◆ Work task
Your task is to copy every line below that contains the word "Microbiology".

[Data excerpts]
--- START ---

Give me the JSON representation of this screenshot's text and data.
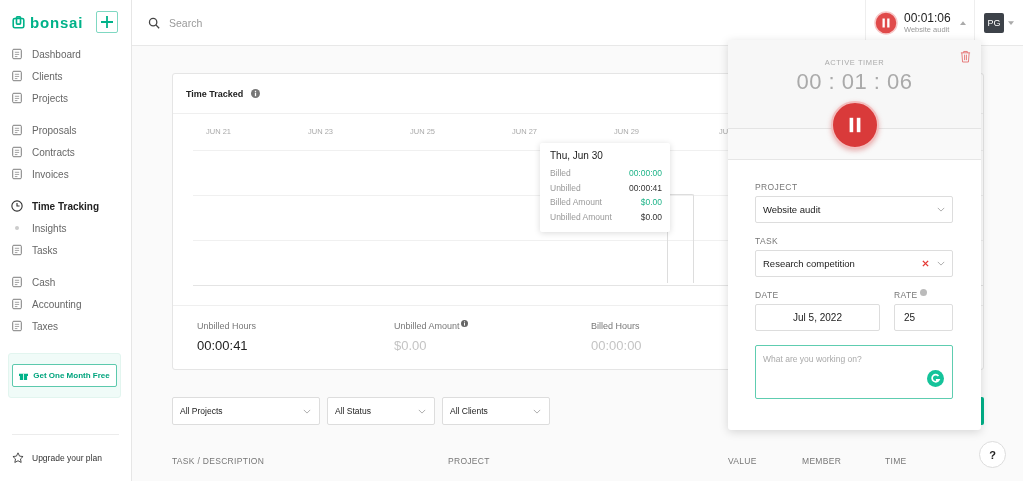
{
  "sidebar": {
    "logo": "bonsai",
    "groups": [
      [
        {
          "label": "Dashboard",
          "kind": "item",
          "selected": false
        },
        {
          "label": "Clients",
          "kind": "item",
          "selected": false
        },
        {
          "label": "Projects",
          "kind": "item",
          "selected": false
        }
      ],
      [
        {
          "label": "Proposals",
          "kind": "item",
          "selected": false
        },
        {
          "label": "Contracts",
          "kind": "item",
          "selected": false
        },
        {
          "label": "Invoices",
          "kind": "item",
          "selected": false
        }
      ],
      [
        {
          "label": "Time Tracking",
          "kind": "item",
          "selected": true
        },
        {
          "label": "Insights",
          "kind": "subitem",
          "selected": false
        },
        {
          "label": "Tasks",
          "kind": "item",
          "selected": false
        }
      ],
      [
        {
          "label": "Cash",
          "kind": "item",
          "selected": false
        },
        {
          "label": "Accounting",
          "kind": "item",
          "selected": false
        },
        {
          "label": "Taxes",
          "kind": "item",
          "selected": false
        }
      ]
    ],
    "promo": "Get One Month Free",
    "upgrade": "Upgrade your plan"
  },
  "topbar": {
    "search": {
      "placeholder": "Search"
    },
    "timer": {
      "time": "00:01:06",
      "project": "Website audit"
    },
    "avatar": "PG"
  },
  "card": {
    "title": "Time Tracked",
    "x_labels": [
      "JUN 21",
      "JUN 23",
      "JUN 25",
      "JUN 27",
      "JUN 29",
      "JU"
    ],
    "tooltip": {
      "title": "Thu, Jun 30",
      "rows": [
        {
          "label": "Billed",
          "value": "00:00:00",
          "kind": "billed"
        },
        {
          "label": "Unbilled",
          "value": "00:00:41",
          "kind": "unbilled"
        },
        {
          "label": "Billed Amount",
          "value": "$0.00",
          "kind": "billed"
        },
        {
          "label": "Unbilled Amount",
          "value": "$0.00",
          "kind": "unbilled"
        }
      ]
    },
    "stats": [
      {
        "label": "Unbilled Hours",
        "value": "00:00:41",
        "muted": false,
        "info": false
      },
      {
        "label": "Unbilled Amount",
        "value": "$0.00",
        "muted": true,
        "info": true
      },
      {
        "label": "Billed Hours",
        "value": "00:00:00",
        "muted": true,
        "info": false
      }
    ]
  },
  "filters": [
    "All Projects",
    "All Status",
    "All Clients"
  ],
  "table": {
    "columns": [
      "TASK / DESCRIPTION",
      "PROJECT",
      "VALUE",
      "MEMBER",
      "TIME"
    ]
  },
  "help": "?",
  "popup": {
    "label": "ACTIVE TIMER",
    "time": "00 : 01 : 06",
    "project_label": "PROJECT",
    "project": "Website audit",
    "task_label": "TASK",
    "task": "Research competition",
    "date_label": "DATE",
    "date": "Jul 5, 2022",
    "rate_label": "RATE",
    "rate": "25",
    "notes": {
      "placeholder": "What are you working on?"
    }
  }
}
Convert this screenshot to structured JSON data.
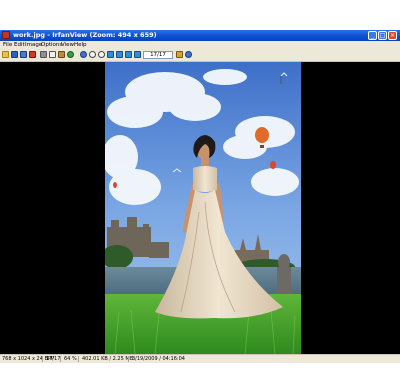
{
  "window": {
    "title": "work.jpg - IrfanView (Zoom: 494 x 659)",
    "title_bar_color": "#0a4fd0",
    "buttons": {
      "minimize": "_",
      "maximize": "□",
      "close": "×"
    }
  },
  "menu": {
    "items": [
      "File",
      "Edit",
      "Image",
      "Options",
      "View",
      "Help"
    ]
  },
  "toolbar": {
    "counter": "17/17",
    "icons": [
      "open-folder-icon",
      "save-icon",
      "save-as-icon",
      "delete-icon",
      "cut-icon",
      "copy-icon",
      "paste-icon",
      "undo-icon",
      "info-icon",
      "zoom-in-icon",
      "zoom-out-icon",
      "first-file-icon",
      "previous-file-icon",
      "next-file-icon",
      "last-file-icon",
      "slideshow-icon",
      "settings-icon",
      "help-icon"
    ]
  },
  "status": {
    "dimensions": "768 x 1024 x 24 BPP",
    "index": "17/17",
    "zoom": "64 %",
    "size": "402.01 KB / 2.25 MB",
    "datetime": "3/19/2009 / 04:16:04"
  },
  "image": {
    "description_colors": {
      "sky": "#5f8fd8",
      "grass": "#3f9d2a",
      "dress": "#e9dcc6"
    }
  }
}
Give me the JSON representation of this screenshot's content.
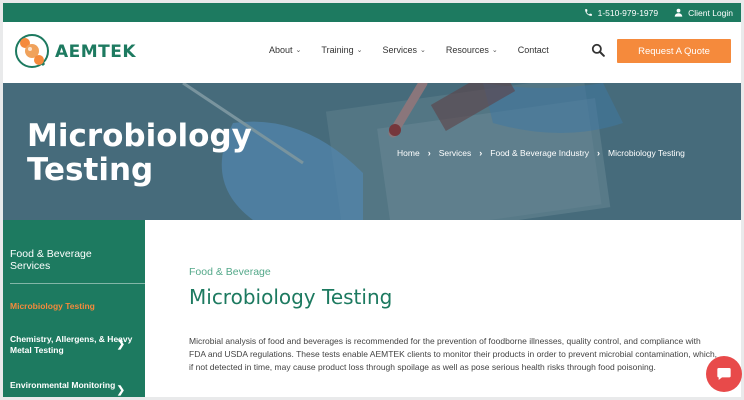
{
  "topbar": {
    "phone": "1-510-979-1979",
    "login": "Client Login"
  },
  "brand": {
    "name": "AEMTEK",
    "primary_color": "#1d7a60",
    "accent_color": "#f58a3c"
  },
  "nav": {
    "items": [
      {
        "label": "About",
        "has_dropdown": true
      },
      {
        "label": "Training",
        "has_dropdown": true
      },
      {
        "label": "Services",
        "has_dropdown": true
      },
      {
        "label": "Resources",
        "has_dropdown": true
      },
      {
        "label": "Contact",
        "has_dropdown": false
      }
    ],
    "cta": "Request A Quote"
  },
  "hero": {
    "title_line1": "Microbiology",
    "title_line2": "Testing",
    "breadcrumb": [
      "Home",
      "Services",
      "Food & Beverage Industry",
      "Microbiology Testing"
    ]
  },
  "sidebar": {
    "title": "Food & Beverage Services",
    "active_item": "Microbiology Testing",
    "items": [
      {
        "label": "Chemistry, Allergens, & Heavy Metal Testing"
      },
      {
        "label": "Environmental Monitoring"
      }
    ]
  },
  "main": {
    "eyebrow": "Food & Beverage",
    "title": "Microbiology Testing",
    "paragraph": "Microbial analysis of food and beverages is recommended for the prevention of foodborne illnesses, quality control, and compliance with FDA and USDA regulations. These tests enable AEMTEK clients to monitor their products in order to prevent microbial contamination, which, if not detected in time, may cause product loss through spoilage as well as pose serious health risks through food poisoning."
  }
}
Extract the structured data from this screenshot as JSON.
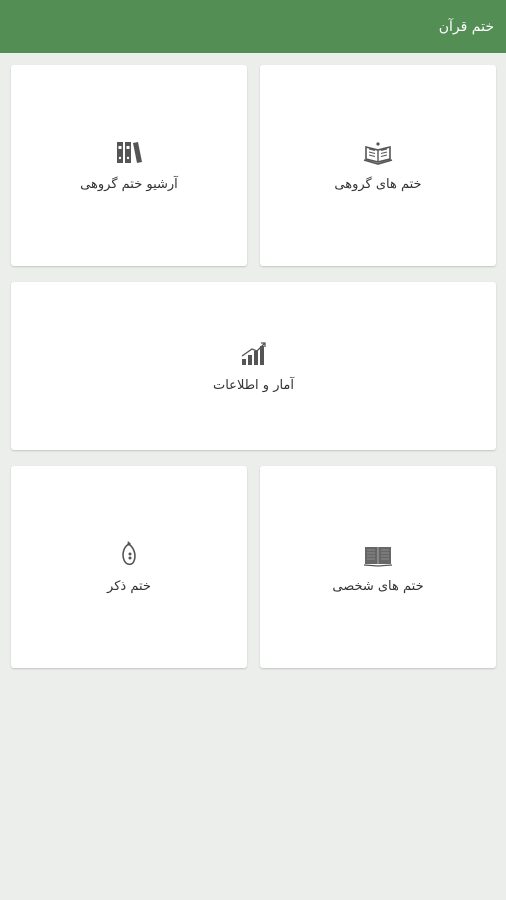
{
  "app_bar": {
    "title": "ختم قرآن",
    "color": "#538f55"
  },
  "cards": {
    "group_khatm": {
      "label": "ختم های گروهی",
      "icon": "open-quran-icon"
    },
    "archive": {
      "label": "آرشیو ختم گروهی",
      "icon": "binders-icon"
    },
    "stats": {
      "label": "آمار و اطلاعات",
      "icon": "bar-chart-icon"
    },
    "personal_khatm": {
      "label": "ختم های شخصی",
      "icon": "open-book-icon"
    },
    "dhikr_khatm": {
      "label": "ختم ذکر",
      "icon": "prayer-beads-icon"
    }
  }
}
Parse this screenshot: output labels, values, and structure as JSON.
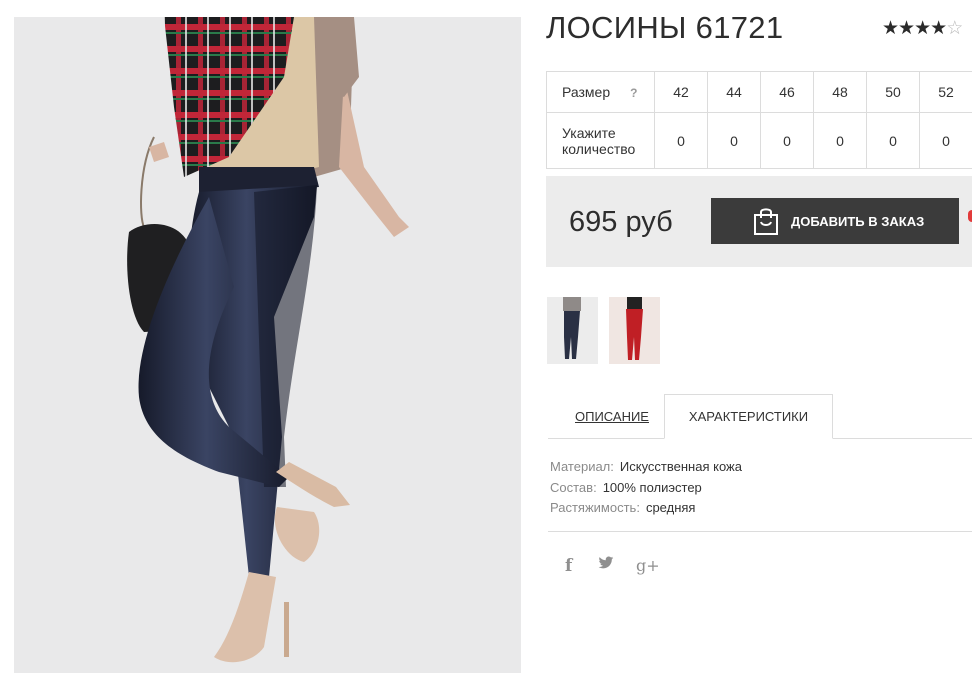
{
  "product": {
    "title": "ЛОСИНЫ 61721",
    "rating": 4,
    "rating_max": 5
  },
  "sizes": {
    "size_label": "Размер",
    "help_label": "?",
    "quantity_label": "Укажите количество",
    "values": [
      "42",
      "44",
      "46",
      "48",
      "50",
      "52"
    ],
    "quantities": [
      "0",
      "0",
      "0",
      "0",
      "0",
      "0"
    ]
  },
  "purchase": {
    "price": "695 руб",
    "button_label": "ДОБАВИТЬ В ЗАКАЗ",
    "button_icon": "shopping-bag-icon"
  },
  "thumbnails": [
    {
      "alt": "navy leggings",
      "color": "#1f2437"
    },
    {
      "alt": "red leggings",
      "color": "#c01f25"
    }
  ],
  "tabs": {
    "description": "ОПИСАНИЕ",
    "characteristics": "ХАРАКТЕРИСТИКИ",
    "active": "characteristics"
  },
  "specs": [
    {
      "key": "Материал:",
      "value": "Искусственная кожа"
    },
    {
      "key": "Состав:",
      "value": "100% полиэстер"
    },
    {
      "key": "Растяжимость:",
      "value": "средняя"
    }
  ],
  "social": {
    "facebook": "f",
    "twitter": "twitter-icon",
    "google_plus": "g+"
  },
  "colors": {
    "button_bg": "#3b3b3b",
    "price_bg": "#ececec",
    "leggings": "#1f2437"
  }
}
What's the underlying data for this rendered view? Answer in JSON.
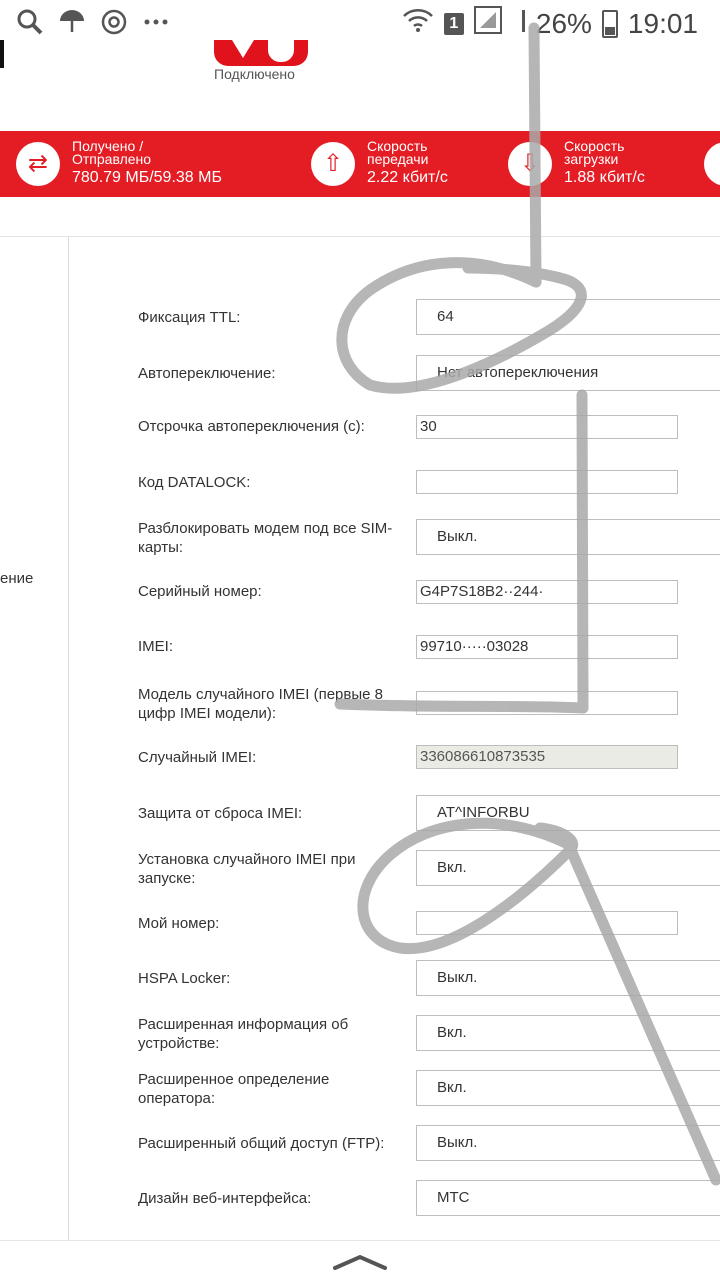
{
  "status_bar": {
    "left_icons": [
      "search-icon",
      "umbrella-icon",
      "at-icon",
      "more-icon"
    ],
    "sim_badge": "1",
    "battery": "26%",
    "time": "19:01"
  },
  "header": {
    "connection_status": "Подключено"
  },
  "stats": [
    {
      "label_line1": "Получено /",
      "label_line2": "Отправлено",
      "value": "780.79 МБ/59.38 МБ",
      "icon": "swap-arrows-icon"
    },
    {
      "label_line1": "Скорость",
      "label_line2": "передачи",
      "value": "2.22 кбит/с",
      "icon": "upload-arrow-icon"
    },
    {
      "label_line1": "Скорость",
      "label_line2": "загрузки",
      "value": "1.88 кбит/с",
      "icon": "download-arrow-icon"
    }
  ],
  "sidebar": {
    "partial_label": "ение"
  },
  "settings": [
    {
      "label": "Фиксация TTL:",
      "value": "64"
    },
    {
      "label": "Автопереключение:",
      "value": "Нет автопереключения"
    },
    {
      "label": "Отсрочка автопереключения (с):",
      "value": "30"
    },
    {
      "label": "Код DATALOCK:",
      "value": ""
    },
    {
      "label": "Разблокировать модем под все SIM-карты:",
      "value": "Выкл."
    },
    {
      "label": "Серийный номер:",
      "value": "G4P7S18B2··244·"
    },
    {
      "label": "IMEI:",
      "value": "99710·····03028"
    },
    {
      "label": "Модель случайного IMEI (первые 8 цифр IMEI модели):",
      "value": ""
    },
    {
      "label": "Случайный IMEI:",
      "value": "336086610873535"
    },
    {
      "label": "Защита от сброса IMEI:",
      "value": "AT^INFORBU"
    },
    {
      "label": "Установка случайного IMEI при запуске:",
      "value": "Вкл."
    },
    {
      "label": "Мой номер:",
      "value": ""
    },
    {
      "label": "HSPA Locker:",
      "value": "Выкл."
    },
    {
      "label": "Расширенная информация об устройстве:",
      "value": "Вкл."
    },
    {
      "label": "Расширенное определение оператора:",
      "value": "Вкл."
    },
    {
      "label": "Расширенный общий доступ (FTP):",
      "value": "Выкл."
    },
    {
      "label": "Дизайн веб-интерфейса:",
      "value": "МТС"
    }
  ],
  "colors": {
    "accent": "#e41d25"
  }
}
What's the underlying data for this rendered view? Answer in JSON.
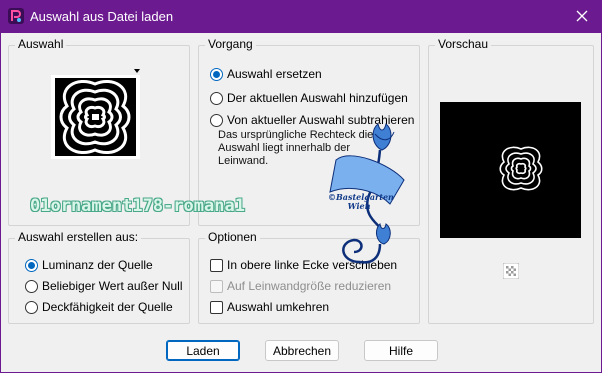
{
  "window": {
    "title": "Auswahl aus Datei laden",
    "title_bar_color": "#6b1a8f",
    "app_icon": "paintshop-pro-icon",
    "close_icon": "close-icon"
  },
  "auswahl": {
    "label": "Auswahl"
  },
  "vorgang": {
    "label": "Vorgang",
    "options": [
      {
        "label": "Auswahl ersetzen",
        "checked": true
      },
      {
        "label": "Der aktuellen Auswahl hinzufügen",
        "checked": false
      },
      {
        "label": "Von aktueller Auswahl subtrahieren",
        "checked": false
      }
    ],
    "info": "Das ursprüngliche Rechteck dieser Auswahl liegt innerhalb der Leinwand."
  },
  "vorschau": {
    "label": "Vorschau"
  },
  "auswahl_erstellen": {
    "label": "Auswahl erstellen aus:",
    "options": [
      {
        "label": "Luminanz der Quelle",
        "checked": true
      },
      {
        "label": "Beliebiger Wert außer Null",
        "checked": false
      },
      {
        "label": "Deckfähigkeit der Quelle",
        "checked": false
      }
    ]
  },
  "optionen": {
    "label": "Optionen",
    "checks": [
      {
        "label": "In obere linke Ecke verschieben",
        "checked": false,
        "enabled": true
      },
      {
        "label": "Auf Leinwandgröße reduzieren",
        "checked": false,
        "enabled": false
      },
      {
        "label": "Auswahl umkehren",
        "checked": false,
        "enabled": true
      }
    ]
  },
  "buttons": {
    "load": "Laden",
    "cancel": "Abbrechen",
    "help": "Hilfe"
  },
  "watermark": {
    "filename": "01ornament178-romana1",
    "tag_line1": "©Bastelgarten",
    "tag_line2": "Wien"
  },
  "colors": {
    "accent": "#0067c0",
    "window_bg": "#f0f0f0",
    "group_border": "#d4d4d4"
  }
}
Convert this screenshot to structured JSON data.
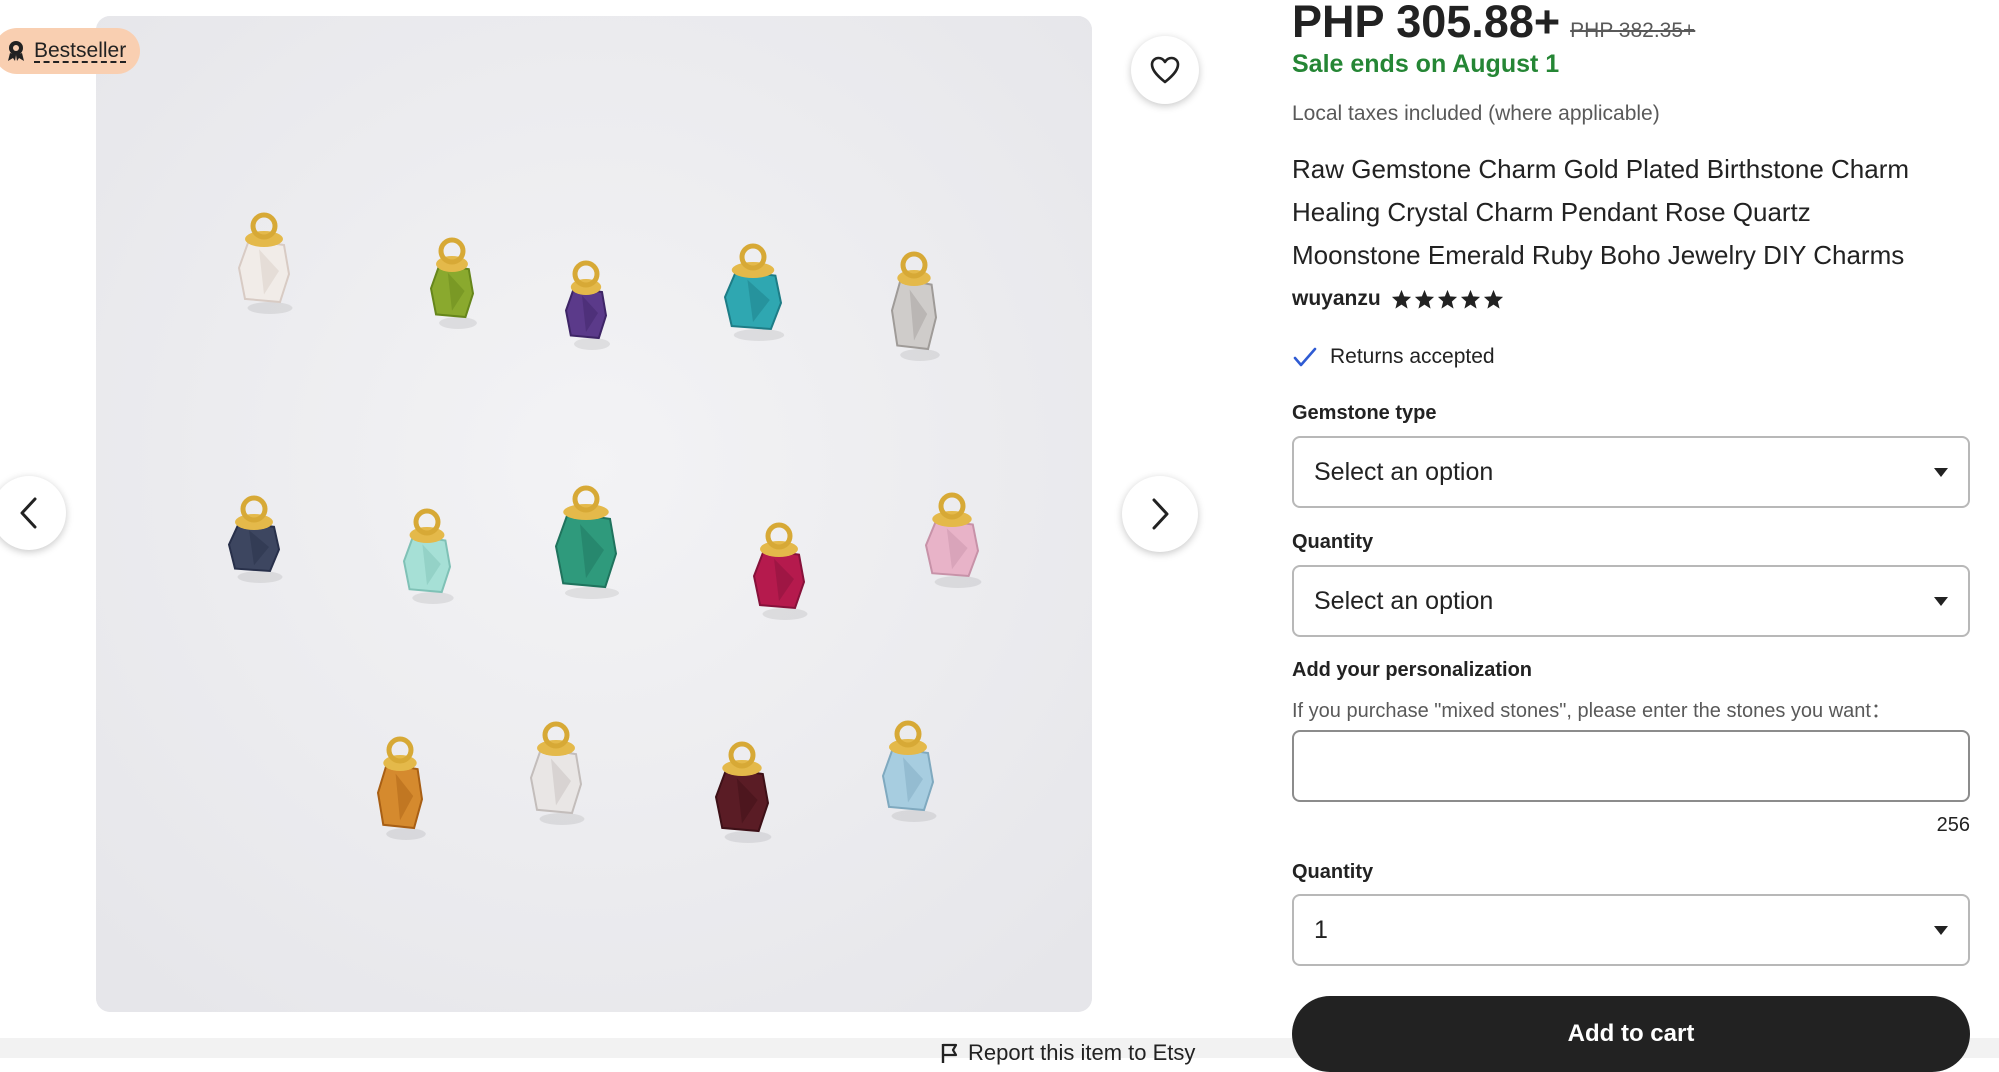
{
  "badge": {
    "label": "Bestseller",
    "icon": "award-ribbon-icon",
    "color": "#f9cfb1"
  },
  "product": {
    "price": "PHP 305.88+",
    "old_price": "PHP 382.35+",
    "sale_text": "Sale ends on August 1",
    "tax_note": "Local taxes included (where applicable)",
    "title_lines": [
      "Raw Gemstone Charm Gold Plated Birthstone Charm",
      "Healing Crystal Charm Pendant Rose Quartz",
      "Moonstone Emerald Ruby Boho Jewelry DIY Charms"
    ],
    "shop": "wuyanzu",
    "rating_stars": 5,
    "returns": "Returns accepted"
  },
  "form": {
    "gemstone_label": "Gemstone type",
    "gemstone_value": "Select an option",
    "quantity_label": "Quantity",
    "quantity_value": "Select an option",
    "personalization_label": "Add your personalization",
    "personalization_hint": "If you purchase \"mixed stones\", please enter the stones you want：",
    "personalization_value": "",
    "char_count": "256",
    "quantity2_label": "Quantity",
    "quantity2_value": "1",
    "add_to_cart": "Add to cart"
  },
  "footer": {
    "report_text": "Report this item to Etsy"
  },
  "colors": {
    "sale_green": "#258635",
    "button_dark": "#222222",
    "accent_blue": "#2f5bd3"
  }
}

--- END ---

◆ Answer to this exercise
    "title_line1": "Microbiology",
      "Microbiology Testing"
    "active_item": "Microbiology Testing",
    "title": "Microbiology Testing",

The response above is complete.